azimuth

Astronomy navigation the angular distance usually measured clockwise from the north point of the horizon to the intersection with the horizon of the vertical circle passing through a celestial body

azimuth

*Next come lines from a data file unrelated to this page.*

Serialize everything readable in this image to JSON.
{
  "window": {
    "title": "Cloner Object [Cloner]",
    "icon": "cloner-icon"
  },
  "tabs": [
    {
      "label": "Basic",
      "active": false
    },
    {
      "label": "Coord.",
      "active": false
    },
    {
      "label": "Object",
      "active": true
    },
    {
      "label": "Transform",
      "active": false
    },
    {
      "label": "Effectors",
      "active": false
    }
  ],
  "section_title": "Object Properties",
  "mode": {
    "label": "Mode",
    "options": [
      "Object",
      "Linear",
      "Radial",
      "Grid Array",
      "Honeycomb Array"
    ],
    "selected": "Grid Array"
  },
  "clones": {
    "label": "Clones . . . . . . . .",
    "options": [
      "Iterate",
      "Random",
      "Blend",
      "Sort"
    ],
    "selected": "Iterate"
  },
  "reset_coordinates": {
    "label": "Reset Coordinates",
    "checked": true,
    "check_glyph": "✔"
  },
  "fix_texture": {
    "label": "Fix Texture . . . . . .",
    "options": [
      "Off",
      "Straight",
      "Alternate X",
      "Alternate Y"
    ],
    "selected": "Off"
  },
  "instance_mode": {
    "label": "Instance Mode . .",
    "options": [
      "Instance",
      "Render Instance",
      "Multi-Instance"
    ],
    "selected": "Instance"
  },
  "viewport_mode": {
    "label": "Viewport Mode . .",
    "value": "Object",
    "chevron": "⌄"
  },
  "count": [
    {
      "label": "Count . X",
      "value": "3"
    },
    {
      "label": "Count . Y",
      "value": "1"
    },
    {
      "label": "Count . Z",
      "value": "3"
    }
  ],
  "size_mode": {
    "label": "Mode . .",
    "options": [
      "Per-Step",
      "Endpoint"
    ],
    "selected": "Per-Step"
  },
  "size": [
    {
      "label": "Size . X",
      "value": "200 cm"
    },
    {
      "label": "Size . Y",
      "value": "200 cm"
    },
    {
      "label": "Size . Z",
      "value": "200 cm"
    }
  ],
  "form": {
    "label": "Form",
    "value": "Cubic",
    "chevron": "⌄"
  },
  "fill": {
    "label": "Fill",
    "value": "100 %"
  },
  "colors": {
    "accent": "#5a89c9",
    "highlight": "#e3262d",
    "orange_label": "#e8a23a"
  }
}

The trajectory of an angle measured in degrees going clockwise from a base point. A disk azimuth alignment test checks for the correct positioning of the read/write head to the track.
References in periodicals archive ?
In the present work, a novel macro-driven six-axis sample manipulator was exploited to automatically translate and rotate samples through the required incident and azimuthal angles, enabling a more efficient and precise measurements at off-centerline locations where both the degree and direction of surface orientation must be determined.
Test 1 is the horizontal length test at the near position (1 m away, azimuthal angle of 0[degrees]).
9 (c), we note that the vertical angle plot shows a saw-tooth pattern indicating dependence on the azimuthal angle.
Here [theta] and [partial derivative] denote polar respectively azimuthal angles ([theta] [member of] [0, [pi]], [partial derivative]2 [0, 2[pi])), [Y.
The light incident upon the sample has an azimuthal angle and an ellipticity predictable from the settings of the polarizer and compensator.
This may be expressed in terms of the relative attenuation and phase shift of the parallel component with respect to the perpendicular component that occurs, represented by the azimuthal angle [delta], and relative phase shift [psi].
In many instances it is sufficient to plot the area detector data as averages over all azimuthal angles for constant q as a function of q (circular average).
Relative estimates of the [Beta]-crystalline phase were made on the quadrant-averaged peak intensities integrated over the azimuthal angles and calibrated to an integral Turner-Jones index for unoriented systems (14).
0] was obtained directly from the plot of I = f(2[Theta]); (ii) The corresponding scattered intensities were obtained for the other azimuthal angles ([I.
Polar angles (orientation) and azimuthal angles (direction) of the facets were also calculated based on the facet normals of the triangulated surface.
Representative S K edge spectra at different azimuthal angles, Fig.